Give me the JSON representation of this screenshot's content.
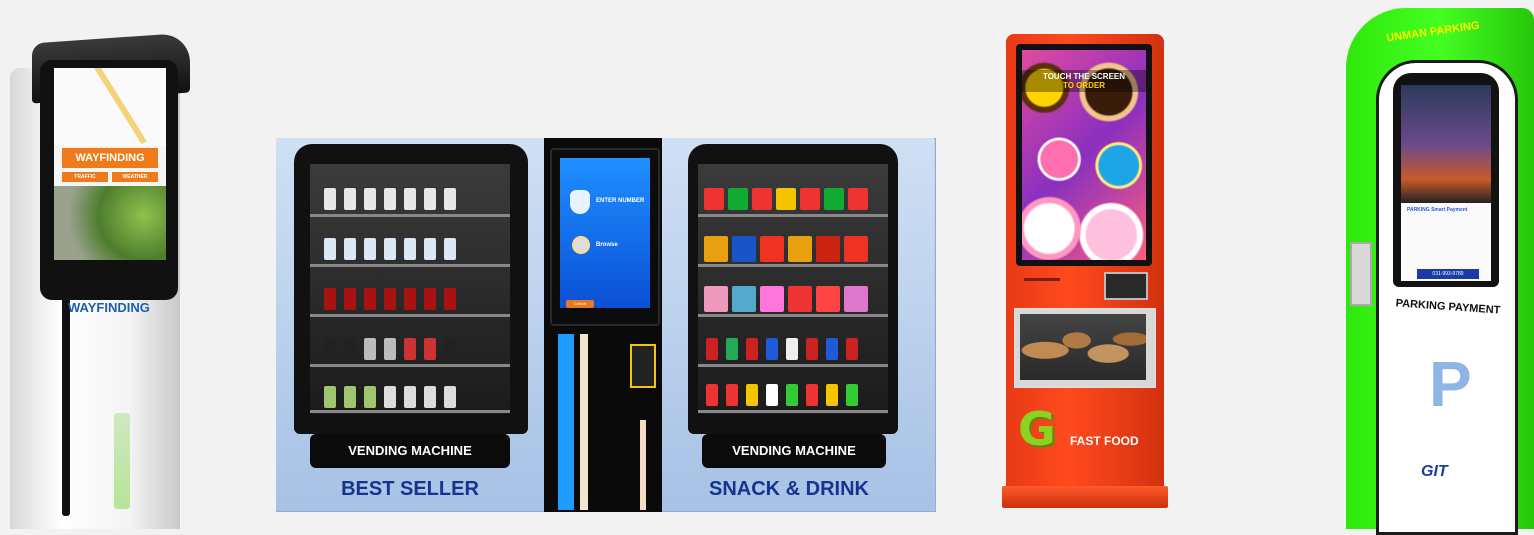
{
  "kiosks": {
    "wayfinding": {
      "screen_button": "WAYFINDING",
      "screen_sub_left": "TRAFFIC",
      "screen_sub_right": "WEATHER",
      "body_label": "WAYFINDING"
    },
    "vending": {
      "left_nameplate": "VENDING MACHINE",
      "left_title": "BEST SELLER",
      "right_nameplate": "VENDING MACHINE",
      "right_title": "SNACK & DRINK",
      "center_screen_enter": "ENTER NUMBER",
      "center_screen_browse": "Browse",
      "center_screen_cancel": "Cancel"
    },
    "fast_food": {
      "screen_banner_line1": "TOUCH THE SCREEN",
      "screen_banner_line2": "TO ORDER",
      "logo_letter": "G",
      "logo_text": "FAST FOOD"
    },
    "parking": {
      "top_banner": "UNMAN PARKING",
      "screen_logo": "PARKING Smart Payment",
      "screen_phone": "031-993-9789",
      "label": "PARKING PAYMENT",
      "symbol": "P",
      "brand": "GIT"
    }
  },
  "colors": {
    "orange_accent": "#f07a1a",
    "wayfinding_blue": "#1c5fb0",
    "vending_title_blue": "#17338f",
    "fastfood_red": "#ff4a1c",
    "fastfood_green": "#8cd21e",
    "parking_green": "#44ff22",
    "parking_yellow": "#ffef00"
  }
}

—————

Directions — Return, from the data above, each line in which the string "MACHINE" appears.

Response to the exercise —
      "left_nameplate": "VENDING MACHINE",
      "right_nameplate": "VENDING MACHINE",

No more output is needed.